*Assignment*. The whole listing is to be written out again exactly; the pictures are not.

=== Section Start ===

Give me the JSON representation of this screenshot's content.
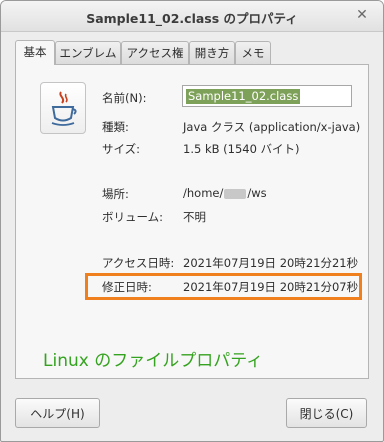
{
  "window": {
    "title": "Sample11_02.class のプロパティ",
    "close_glyph": "✕"
  },
  "tabs": [
    {
      "label": "基本"
    },
    {
      "label": "エンブレム"
    },
    {
      "label": "アクセス権"
    },
    {
      "label": "開き方"
    },
    {
      "label": "メモ"
    }
  ],
  "file_icon": {
    "name": "java-file-icon"
  },
  "properties": {
    "name_label": "名前(N):",
    "name_value": "Sample11_02.class",
    "type_label": "種類:",
    "type_value": "Java クラス (application/x-java)",
    "size_label": "サイズ:",
    "size_value": "1.5 kB (1540 バイト)",
    "location_label": "場所:",
    "location_prefix": "/home/",
    "location_suffix": "/ws",
    "volume_label": "ボリューム:",
    "volume_value": "不明",
    "accessed_label": "アクセス日時:",
    "accessed_value": "2021年07月19日 20時21分21秒",
    "modified_label": "修正日時:",
    "modified_value": "2021年07月19日 20時21分07秒"
  },
  "annotation": {
    "caption": "Linux のファイルプロパティ",
    "highlight_color": "#f07f1e",
    "caption_color": "#34a31f"
  },
  "buttons": {
    "help": "ヘルプ(H)",
    "close": "閉じる(C)"
  }
}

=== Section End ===

*Exercise output*.
Give me the JSON representation of this screenshot's content.
{
  "window": {
    "title": "Sample11_02.class のプロパティ",
    "close_glyph": "✕"
  },
  "tabs": [
    {
      "label": "基本"
    },
    {
      "label": "エンブレム"
    },
    {
      "label": "アクセス権"
    },
    {
      "label": "開き方"
    },
    {
      "label": "メモ"
    }
  ],
  "file_icon": {
    "name": "java-file-icon"
  },
  "properties": {
    "name_label": "名前(N):",
    "name_value": "Sample11_02.class",
    "type_label": "種類:",
    "type_value": "Java クラス (application/x-java)",
    "size_label": "サイズ:",
    "size_value": "1.5 kB (1540 バイト)",
    "location_label": "場所:",
    "location_prefix": "/home/",
    "location_suffix": "/ws",
    "volume_label": "ボリューム:",
    "volume_value": "不明",
    "accessed_label": "アクセス日時:",
    "accessed_value": "2021年07月19日 20時21分21秒",
    "modified_label": "修正日時:",
    "modified_value": "2021年07月19日 20時21分07秒"
  },
  "annotation": {
    "caption": "Linux のファイルプロパティ",
    "highlight_color": "#f07f1e",
    "caption_color": "#34a31f"
  },
  "buttons": {
    "help": "ヘルプ(H)",
    "close": "閉じる(C)"
  }
}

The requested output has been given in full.